Our Part of the Story

As mentioned previously, our ownership of Leda was not official until sometime in June of 1990.  I could probably find the date, but I’m not sure it matters to the story much.  However, our affair with Leda started as far back as January of 1987.  I was just barely still  in my 20s in 1987!  This means that Leda has been part of my life, at least peripherally for more than half my life, certainly for most if not all of my adult life, depending upon how you judge adulthood.

Ginny and I were goofing off in Seattle.  We were actually on our way home from the Caribbean and weren’t ready to face the snow in Juneau, so we did what we always did.  We looked at boats.  Seattle is a great city, but in 1987 it was even better as it hadn’t been cleaned and modernized as much yet.  There were lots of funky and cool places to look at boats, boat stuff and just be around boats.  It was always great in those days to just walk in the harbor.  In case there is anyone here that doesn’t understand wooden boats, I will just comment for the purpose of education that wooden boats are (were) often one-off, took craftsmanship to build and have a lot of character.  The harbors were once filled with them and it was wonderful.  In those days there were lots of pre-plastic boats still around and they all had character.  But it was before big box stores too, but that is another topic.

The first time we saw Leda she was in a marina under a full mooring cover.  We climbed on board and poked around under the cover, in the dark, and we knew, this was our boat.  Just like that.  It was how she felt.  She also smelled like a proper boat, linseed oil, a hint of turps and tar, musty canvas, salt.

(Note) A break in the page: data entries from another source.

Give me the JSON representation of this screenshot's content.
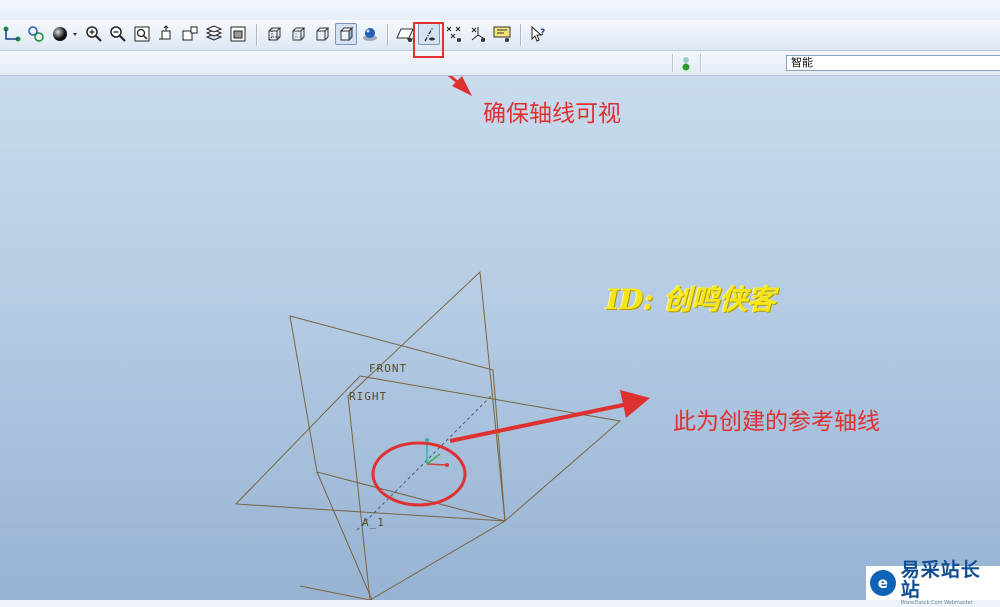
{
  "toolbar": {
    "buttons": [
      {
        "name": "datum-display-button",
        "icon": "datum-node-icon"
      },
      {
        "name": "repaint-button",
        "icon": "repaint-icon"
      },
      {
        "name": "display-style-button",
        "icon": "sphere-icon"
      },
      {
        "name": "zoom-in-button",
        "icon": "zoom-in-icon"
      },
      {
        "name": "zoom-out-button",
        "icon": "zoom-out-icon"
      },
      {
        "name": "refit-button",
        "icon": "refit-icon"
      },
      {
        "name": "reorient-button",
        "icon": "reorient-icon"
      },
      {
        "name": "saved-views-button",
        "icon": "saved-views-icon"
      },
      {
        "name": "layers-button",
        "icon": "layers-icon"
      },
      {
        "name": "view-manager-button",
        "icon": "view-manager-icon"
      },
      {
        "name": "wireframe-button",
        "icon": "wireframe-icon"
      },
      {
        "name": "hidden-line-button",
        "icon": "hidden-line-icon"
      },
      {
        "name": "no-hidden-button",
        "icon": "no-hidden-icon"
      },
      {
        "name": "shading-button",
        "icon": "shading-icon"
      },
      {
        "name": "enhanced-realism-button",
        "icon": "realism-icon"
      },
      {
        "name": "plane-display-button",
        "icon": "plane-display-icon"
      },
      {
        "name": "axis-display-button",
        "icon": "axis-display-icon"
      },
      {
        "name": "point-display-button",
        "icon": "point-display-icon"
      },
      {
        "name": "csys-display-button",
        "icon": "csys-display-icon"
      },
      {
        "name": "annotation-display-button",
        "icon": "annotation-display-icon"
      },
      {
        "name": "context-help-button",
        "icon": "context-help-icon"
      }
    ]
  },
  "status_bar": {
    "filter_value": "智能",
    "indicator_color": "#2e9b2e"
  },
  "annotations": {
    "ensure_axis_visible": "确保轴线可视",
    "reference_axis_note": "此为创建的参考轴线",
    "id_watermark": "ID: 创鸣侠客",
    "color": "#e03131"
  },
  "datums": {
    "front_label": "FRONT",
    "right_label": "RIGHT",
    "axis_label": "A_1",
    "line_color": "#7a6441"
  },
  "logo": {
    "mark": "e",
    "name_cn": "易采站长站",
    "name_en": "Www.Easck.Com Webmaster"
  }
}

However, the amount of money being asked for her was somewhere between outrageous and outside of our budget depending upon whether you are buying or selling.  Leda was a great boat, she was well sorted, had a big inventory of sails, lots of equipment, but it was all getting very worn.  My memory is a little vague but apparently we flirted enough to show our interest.

A few months went by, when we got a call letting us know that Leda was going to be hauled for a scrub and bottom paint and that if we wanted to see her out of the water this was the chance.  I caught a flight to Seattle, and started the dance that is always part of buying a boat.

Leda, spring of 1987

Leda was owned in those days by Frank and Bea Hyland.  Frank and Bea both loved their boat and while they seemed to like us quite a lot, were not very agreeable to the amount of money we offered them to buy their boat.  The dance continued.  And continued….until autumn of 1989.

Russ & Ginny on board Leda in Elliot Bay, June 21, 1987

In September of 1989 I had quit my day job and gone in as a partner on a WWII landing craft and freight hauling business.  Southeast Alaska has a lot of area with no roads but lots of water, so hauling freight by landing craft was a pretty good gig.  However, it was almost instantaneous that I got a phone call from Frank Hyland.  They had a buyer for Leda at a little more than half of what they had originally asked and well less than we had offered and he was going to give me first right of refusal at that price.  I had no choice but to tell him that I had just started a business, had spent every available penny I had to get into it and that he would have to sell his boat to the other guy.  I was pretty sure that Leda had just left our life forever.  But isn’t life strange with the surprises it holds for us.  As the great Yogi Berra said “It ain’t over ’til it’s over.”

-Next:  A Second Chance